But what I noticed alongside the tears (and tissues) were hugs, lots and lots of hugs. Many of the hugs were longer than the “it’s good to see you again” hugs. People were truly comforting each other, just like The Good Book tells us.
“Blessed are the poor in spirit, for theirs is the Kingdom of heaven.” Matthew 5:3 (NIV)
Here is another translation of this text: How blest are those who know their need of God; the kingdom of heaven is theirs (New English Bible). This verse speaks of humility and knowing your place. Knowing that you cannot do this thing called life on your own is most of the battle!
I think it’s also a matter of perspective. On the one hand is the Creator of the entire universe. Look out into space on a Summer night or look down from a plane at 33,000 feet or study the human anatomy. The Creator made it all. All of it. Every single bit.
On the other hand is His creation. Arrogant and cocky at times. Cruel. Bitter. Angry. Striving. Restless. Rarely at peace. That’s right, the created Ones – us.
The Creator vs. His creation. We would be very wise to remind ourselves of that often. When we forget that we actually need the Creator, it’s not pretty.
His disciples came to him, and he began to teach them, saying: Matthew 5:2
Yesterday I talked about how Jesus’ followers must have been on the edge of their seats, straining and yearning to hear the Master.
Jesus now begins to teach his disciples and those who have gathered on the mountainside. He taught them on what we now call the Sermon on the Mount. then and at least one other time (Luke 6:20). This was Jesus’ bread and butter sermon, as it were. It’s one of the most popular passages in the New Testament. More than likely he preached it frequently. And with good reason.

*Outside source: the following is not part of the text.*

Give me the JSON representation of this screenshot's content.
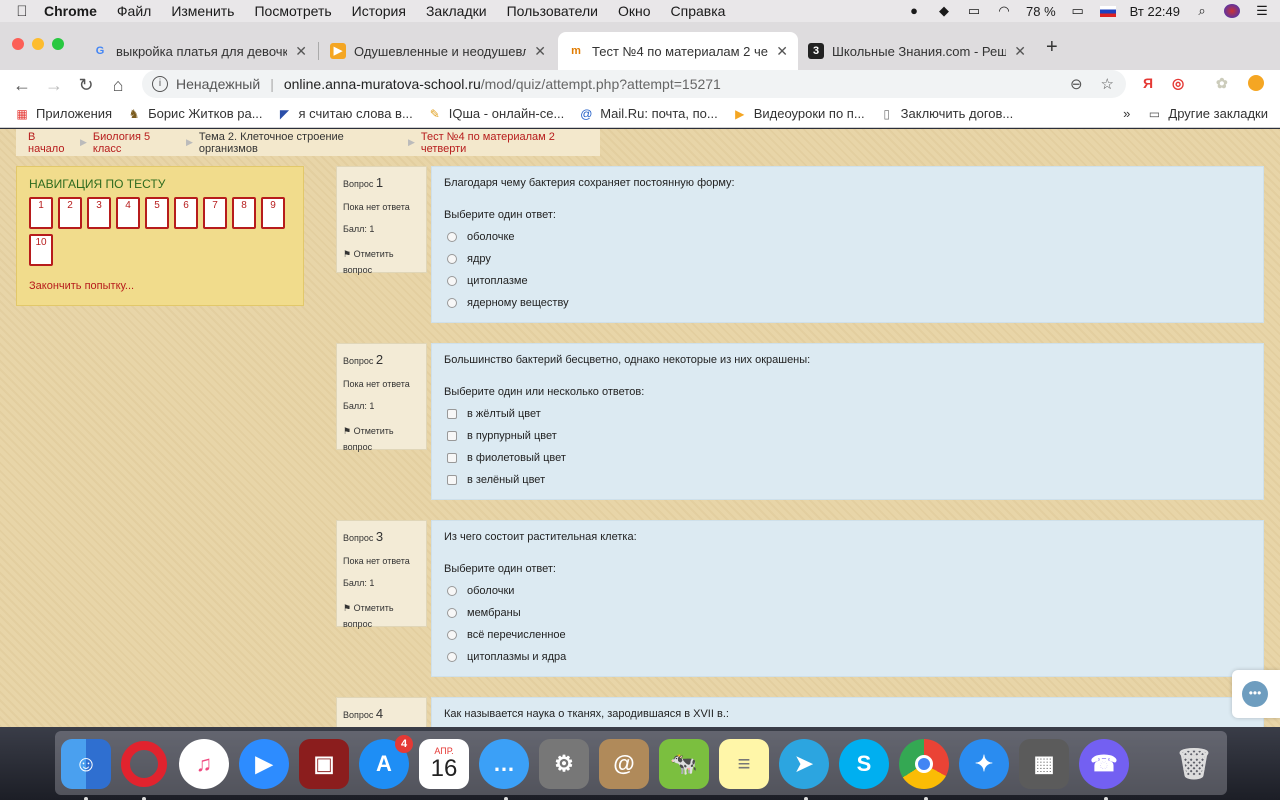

Why? Because in its simplicity there is great wisdom. It is concise and forceful. It is down to earth. It’s where people are. It’s spiritual food that nourishes the soul.
And when we read the three chapters, it is as fresh as it was for his disciples. We read it over and over again and can still glean wisdom and understanding. It is powerful and is meant to be read over and over again.
Now when he saw the crowds, he went up on a mountainside and sat down. His disciples came to him, Matthew 5:1
Here’s the scene: a crowd of people is waiting to hear the most profound speaker of all time impart wisdom and spiritual counsel. No one else in all the world would ever be able to match his wisdom. Then he walked up the side of the mountain for the best vantage point, to where he wanted to speak. The disciples surround him and he began to teach.
In your mind’s eye, you can see the people leaning in and straining to hear him, hanging on his every word, hoping they heard every word. He has their undivided attention. Nothing else in the world matters than those moments he is teaching them. They want nothing else than to hear the Master.
Fast forward two thousand years and you get a very different picture. Those of us who know the Master find it difficult to “find the time” to listen to Him. We don’t strain to hear; we don’t soak in His teachings. Not all of us, of course, but many.
What did his early followers know that we don’t?